Entries from a dataset of interfaces:
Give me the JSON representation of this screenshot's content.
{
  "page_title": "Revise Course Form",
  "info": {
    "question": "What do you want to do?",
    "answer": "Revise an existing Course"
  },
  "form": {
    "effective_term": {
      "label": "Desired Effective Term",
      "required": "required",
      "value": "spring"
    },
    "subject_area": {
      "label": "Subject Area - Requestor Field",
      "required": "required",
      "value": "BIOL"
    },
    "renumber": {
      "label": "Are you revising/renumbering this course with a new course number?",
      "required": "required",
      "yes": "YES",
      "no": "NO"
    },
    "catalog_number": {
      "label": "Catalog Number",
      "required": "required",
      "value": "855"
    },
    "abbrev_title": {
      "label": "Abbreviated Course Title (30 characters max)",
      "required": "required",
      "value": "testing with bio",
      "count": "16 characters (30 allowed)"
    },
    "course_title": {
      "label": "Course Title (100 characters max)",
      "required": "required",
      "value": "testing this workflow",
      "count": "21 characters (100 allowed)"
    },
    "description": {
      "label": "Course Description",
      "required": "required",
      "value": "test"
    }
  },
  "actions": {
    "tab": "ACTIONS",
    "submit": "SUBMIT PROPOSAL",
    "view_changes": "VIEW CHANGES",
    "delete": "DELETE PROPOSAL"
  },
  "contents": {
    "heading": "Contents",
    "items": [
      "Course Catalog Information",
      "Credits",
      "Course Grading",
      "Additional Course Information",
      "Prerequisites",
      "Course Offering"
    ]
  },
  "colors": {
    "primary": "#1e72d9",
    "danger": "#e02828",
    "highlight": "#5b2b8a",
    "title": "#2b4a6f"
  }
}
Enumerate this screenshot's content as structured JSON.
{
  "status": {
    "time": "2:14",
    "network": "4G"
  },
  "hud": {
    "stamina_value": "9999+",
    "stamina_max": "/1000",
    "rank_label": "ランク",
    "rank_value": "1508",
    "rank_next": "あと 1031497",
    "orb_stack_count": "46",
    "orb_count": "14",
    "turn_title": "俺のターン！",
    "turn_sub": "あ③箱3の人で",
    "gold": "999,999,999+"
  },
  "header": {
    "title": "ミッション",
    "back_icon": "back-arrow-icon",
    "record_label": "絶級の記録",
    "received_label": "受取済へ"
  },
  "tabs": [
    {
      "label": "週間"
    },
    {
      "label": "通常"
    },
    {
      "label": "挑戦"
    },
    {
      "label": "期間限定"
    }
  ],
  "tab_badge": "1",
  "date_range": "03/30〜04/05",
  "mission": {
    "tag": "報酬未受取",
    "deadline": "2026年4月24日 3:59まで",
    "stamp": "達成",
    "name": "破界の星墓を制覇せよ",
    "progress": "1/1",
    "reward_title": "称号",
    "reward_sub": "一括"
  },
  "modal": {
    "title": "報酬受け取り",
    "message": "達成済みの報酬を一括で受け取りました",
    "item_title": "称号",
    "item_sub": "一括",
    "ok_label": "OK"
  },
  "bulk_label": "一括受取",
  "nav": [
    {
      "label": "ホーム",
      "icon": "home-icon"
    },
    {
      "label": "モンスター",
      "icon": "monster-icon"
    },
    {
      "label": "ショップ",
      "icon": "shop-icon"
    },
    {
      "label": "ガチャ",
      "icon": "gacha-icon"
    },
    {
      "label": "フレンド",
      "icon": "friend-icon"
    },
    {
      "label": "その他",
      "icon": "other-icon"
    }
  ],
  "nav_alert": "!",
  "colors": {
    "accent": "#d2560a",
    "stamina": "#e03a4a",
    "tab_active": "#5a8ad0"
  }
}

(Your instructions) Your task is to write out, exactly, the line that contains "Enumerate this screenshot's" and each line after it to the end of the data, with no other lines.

(Answer box)
Enumerate this screenshot's content as structured JSON.
{
  "status": {
    "time": "2:14",
    "network": "4G"
  },
  "hud": {
    "stamina_value": "9999+",
    "stamina_max": "/1000",
    "rank_label": "ランク",
    "rank_value": "1508",
    "rank_next": "あと 1031497",
    "orb_stack_count": "46",
    "orb_count": "14",
    "turn_title": "俺のターン！",
    "turn_sub": "あ③箱3の人で",
    "gold": "999,999,999+"
  },
  "header": {
    "title": "ミッション",
    "back_icon": "back-arrow-icon",
    "record_label": "絶級の記録",
    "received_label": "受取済へ"
  },
  "tabs": [
    {
      "label": "週間"
    },
    {
      "label": "通常"
    },
    {
      "label": "挑戦"
    },
    {
      "label": "期間限定"
    }
  ],
  "tab_badge": "1",
  "date_range": "03/30〜04/05",
  "mission": {
    "tag": "報酬未受取",
    "deadline": "2026年4月24日 3:59まで",
    "stamp": "達成",
    "name": "破界の星墓を制覇せよ",
    "progress": "1/1",
    "reward_title": "称号",
    "reward_sub": "一括"
  },
  "modal": {
    "title": "報酬受け取り",
    "message": "達成済みの報酬を一括で受け取りました",
    "item_title": "称号",
    "item_sub": "一括",
    "ok_label": "OK"
  },
  "bulk_label": "一括受取",
  "nav": [
    {
      "label": "ホーム",
      "icon": "home-icon"
    },
    {
      "label": "モンスター",
      "icon": "monster-icon"
    },
    {
      "label": "ショップ",
      "icon": "shop-icon"
    },
    {
      "label": "ガチャ",
      "icon": "gacha-icon"
    },
    {
      "label": "フレンド",
      "icon": "friend-icon"
    },
    {
      "label": "その他",
      "icon": "other-icon"
    }
  ],
  "nav_alert": "!",
  "colors": {
    "accent": "#d2560a",
    "stamina": "#e03a4a",
    "tab_active": "#5a8ad0"
  }
}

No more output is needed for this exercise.